The first hole starts you out with a shortish 360 yard (white tees) par 4 that goes downhill from the tee and dog legs left then slightly uphill to a fairly flat benign green. Fescue-laden mounds are featured on both sides of the fairway with a fairway bunker on the outside of the dogleg that is reachable from the tee.

 

Most of the greens at Five Ponds are mild without wild contours and slopes and the observant average player can see the few subtle breaks on them. There are no tricks to the greens or the golf course in general. With the severe weather in the area the greens are being cut a bit longer than they normally would be to keep them from burning out.
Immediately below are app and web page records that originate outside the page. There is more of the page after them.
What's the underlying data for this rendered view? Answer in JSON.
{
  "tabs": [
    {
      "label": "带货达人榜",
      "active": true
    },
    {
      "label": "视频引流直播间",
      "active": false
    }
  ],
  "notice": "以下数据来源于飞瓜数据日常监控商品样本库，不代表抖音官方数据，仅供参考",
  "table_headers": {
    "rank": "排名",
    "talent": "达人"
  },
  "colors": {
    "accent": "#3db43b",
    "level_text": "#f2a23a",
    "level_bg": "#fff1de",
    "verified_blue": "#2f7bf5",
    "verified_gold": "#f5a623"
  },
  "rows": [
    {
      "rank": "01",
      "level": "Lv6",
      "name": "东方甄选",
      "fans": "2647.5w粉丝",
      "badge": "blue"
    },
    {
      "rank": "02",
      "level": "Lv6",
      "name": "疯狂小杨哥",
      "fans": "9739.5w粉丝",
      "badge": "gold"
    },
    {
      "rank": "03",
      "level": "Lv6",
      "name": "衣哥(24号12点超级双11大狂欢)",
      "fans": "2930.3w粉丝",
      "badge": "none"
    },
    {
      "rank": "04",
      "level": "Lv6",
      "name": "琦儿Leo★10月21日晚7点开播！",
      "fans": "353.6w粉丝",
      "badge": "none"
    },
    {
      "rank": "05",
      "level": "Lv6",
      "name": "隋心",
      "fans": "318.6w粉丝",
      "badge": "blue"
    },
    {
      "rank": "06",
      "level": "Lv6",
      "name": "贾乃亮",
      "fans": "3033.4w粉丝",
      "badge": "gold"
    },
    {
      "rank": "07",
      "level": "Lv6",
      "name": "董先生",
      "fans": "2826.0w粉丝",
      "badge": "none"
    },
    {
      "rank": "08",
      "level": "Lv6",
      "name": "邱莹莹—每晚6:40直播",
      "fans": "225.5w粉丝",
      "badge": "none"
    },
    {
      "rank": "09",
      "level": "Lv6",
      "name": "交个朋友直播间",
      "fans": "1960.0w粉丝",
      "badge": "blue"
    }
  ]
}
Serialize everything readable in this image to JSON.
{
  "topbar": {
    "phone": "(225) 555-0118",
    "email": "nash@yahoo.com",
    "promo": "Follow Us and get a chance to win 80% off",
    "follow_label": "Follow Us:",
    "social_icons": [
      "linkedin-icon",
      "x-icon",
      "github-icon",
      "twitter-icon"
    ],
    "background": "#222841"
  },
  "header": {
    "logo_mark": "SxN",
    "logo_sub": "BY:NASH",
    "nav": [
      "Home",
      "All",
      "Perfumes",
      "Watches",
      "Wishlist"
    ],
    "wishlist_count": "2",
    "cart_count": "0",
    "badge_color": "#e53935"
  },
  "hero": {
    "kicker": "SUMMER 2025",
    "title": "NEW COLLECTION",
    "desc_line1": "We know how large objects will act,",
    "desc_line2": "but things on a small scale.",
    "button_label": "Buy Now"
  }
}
That said, there are some quick putts you need to watch for if you are on the wrong side of some holes.

 

The first real test comes on the fourth tee with a forced carry over a small creek. The 169-yard carry from the white tee (201 blue tees) sounds easy, but if you are there on a day when the prevailing wind is in your face and more than a breeze, it comes into play. The fun doesn't end there on this 381 yarder because one of the five ponds on the course guards the green. That means another forced carry and it is 100 yards of water to cross. In fairness to all players however, there is a fairway right that is accessible to lay-up to if you don't think you can reach the green.

 

Eight and nine provide a power packed test to finish the front nine that would not be out of place on any championship layout. Both are par 4 holes but the 8th plays 448 from the tips, 432 from the whites, and a stout 341 from the reds with OB the entire left side and another creek to cross about 130 from the green. The scorecard lists nine as 364 yards from the whites but it plays longer with a severe uphill second shot (and another creek to cross).

 

The back nine has just a tough collection of difficult tests with some let up built into the layout. Twelve is a short 487 yard par 5 from the white tees but if you can't keep it straight going down the fairway not much wider than a couple of hotel hallways you can rack up some strokes there. Fifteen is a par 5 with some length but if you play it smart it is more playable than 12 as it takes you to the hole with probably the most challenging tee shot of the day.

 

If you can negotiate the narrow driving area and carry a creek to an uphill fairway most of the battle is done. Miss the big greenside bunker on the front right of the green and stay out of the trees on the left and it's an easy hole. Easy on paper. Seventeen is a par-3 with a peninsula green and on the day I played it, into a stiff but not overpowering wind. I cracked a solid 5 iron that usually goes 170 plus, and from 154 yards it fell short of the green into the water.

 

As you putt out on 18 you can look back over the course and your golf experience of the day. The tees and fairways were uniformly in good condition along with the greens. If your game isn't what you would like it to be, you can schedule lessons with Deetscreek on site.